According to an American Institute of Architects 2014 Equity in Architecture Survey report, nearly half of graduates from American architecture programs are women – yet they make up only 22 percent of licensed architects. The institute says that even though more women are entering the profession, only a small percentage have leadership positions in their firms.

The IAWA is hoping to change those statistics through events and exhibitions that share stories of architects represented in its archives. In 2015, the IAWA celebrated its 30-year anniversary by hosting the 18th Congress of the International Union of Women Architects (UIFA), which drew prominent women from around the world to campus and the IAWA collections.

Last year, the group staged “30×30: Expanding the Legacy,” an exhibition designed by Zellner Bassett showcasing the work of 30 pioneering women in the profession at the National American Institute of Architects headquarters in Washington, D.C., and the University of Maryland’s Kibel Gallery.

A gathering of the first women leaders of the AIA – AIA presidents and chancellors of the AIA College of Fellows – on the steps of St Patrick’s Cathedral in New York City during the 2018 conference of the AIA. Left to right: Lenore Lucey, Katherine Schwennsen, L. Jane Hastings, Helene Combs Dreiling, Betsey Olenick Dougherty, and Donna Dunay.

In a symposium during Women’s History Month last spring in Blacksburg, the group hosted world-renowned architects, including keynote speaker, Madrid architect, and educator Carmen Espegel, for a symposium that included workshops, tours, and networking. An ongoing competition, the annual IAWA Milka Bliznakov Research Prize, solicits proposals and awards $3,000 to international scholars who conduct research on women found in the archives to publish new insights.

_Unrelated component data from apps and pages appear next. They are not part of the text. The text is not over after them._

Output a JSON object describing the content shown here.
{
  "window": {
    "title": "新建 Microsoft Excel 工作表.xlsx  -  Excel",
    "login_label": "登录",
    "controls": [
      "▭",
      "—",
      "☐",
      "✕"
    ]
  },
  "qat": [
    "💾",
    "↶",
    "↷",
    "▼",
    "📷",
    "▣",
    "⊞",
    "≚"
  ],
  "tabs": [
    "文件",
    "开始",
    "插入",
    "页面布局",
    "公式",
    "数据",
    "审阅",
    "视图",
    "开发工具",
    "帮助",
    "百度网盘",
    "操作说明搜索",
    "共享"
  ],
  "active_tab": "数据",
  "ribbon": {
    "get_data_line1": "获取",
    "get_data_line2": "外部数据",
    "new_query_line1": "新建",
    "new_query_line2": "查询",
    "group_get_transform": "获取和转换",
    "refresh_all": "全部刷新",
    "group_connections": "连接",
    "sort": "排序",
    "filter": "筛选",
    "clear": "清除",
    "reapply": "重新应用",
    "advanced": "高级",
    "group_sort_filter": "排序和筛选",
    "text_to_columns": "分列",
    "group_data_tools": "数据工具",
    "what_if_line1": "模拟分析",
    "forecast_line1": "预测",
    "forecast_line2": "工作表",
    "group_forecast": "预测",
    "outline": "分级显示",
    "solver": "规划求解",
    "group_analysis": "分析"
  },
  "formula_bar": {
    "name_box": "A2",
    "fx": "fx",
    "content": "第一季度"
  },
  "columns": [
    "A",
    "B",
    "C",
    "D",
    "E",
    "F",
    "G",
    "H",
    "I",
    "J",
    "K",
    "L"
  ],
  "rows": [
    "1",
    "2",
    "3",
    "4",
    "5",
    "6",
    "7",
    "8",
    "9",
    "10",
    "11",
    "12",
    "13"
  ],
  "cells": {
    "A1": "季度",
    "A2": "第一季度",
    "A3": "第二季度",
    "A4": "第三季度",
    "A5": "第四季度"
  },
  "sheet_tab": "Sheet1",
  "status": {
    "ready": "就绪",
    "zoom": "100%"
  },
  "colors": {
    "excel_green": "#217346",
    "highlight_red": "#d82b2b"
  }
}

In its most current undertaking, “A Seminal Piece,” the group is inviting women architects worldwide to submit one seminal design or drawing from their body of work to be included in the archives. They kicked off the effort during the AIA National Convention held in New York in June by obtaining donated works from the first women presidents and chancellors of the American Institute of Architects. In a gathering on the steps of St. Patrick’s Cathedral during the AIA Fellows Investiture, Dunay and colleagues accepted the works on behalf of the archive.

“We are searching for women, many of whom are invisible,” related IAWA Advisor Zellner Bassett. “While the archive is quite large and unique, it is very small if you compare it to the actual number of women that have contributed to the profession. We must continue our efforts toward achieving a balanced history.”

Kristine Fallon, an architect renowned as a frontrunner in applying information technology to design, construction, and facility management, has supported IAWA with donated pieces from her personal archives, as well as time and financial support.

“The IAWA has the potential to unite an exemplary global network of women to get the recognition they deserve and jointly develop strategies to overcome the historic underestimating and under-recording of their achievements,” Fallon said. “Women in most professions are still undervalued. I think it’s really come full circle to the question of why are we still underreporting the contributions of women and why women in all professions continue to struggle for recognition.

A younger generation of women has also joined the cause. Steffany Mego, who graduated in May with a master’s degree in architecture and building construction, served as a digital archivist and marketing liaison for the group. The IAWA Instagram and Facebook pages have each amassed over 1,200 followers.

“Our goal as designers and architects is for our work to be seen and not go unnoticed. The archive makes this possible,” she said. “It’s a very special feeling to actually ‘know’ someone you never knew existed by immersing yourself in their drawing style, their writing style, and ideas that mattered to them.”

Learn more about IAWA and how to support the collection at and on Instagram @iawa_vt.

Article courtesy of: VTNews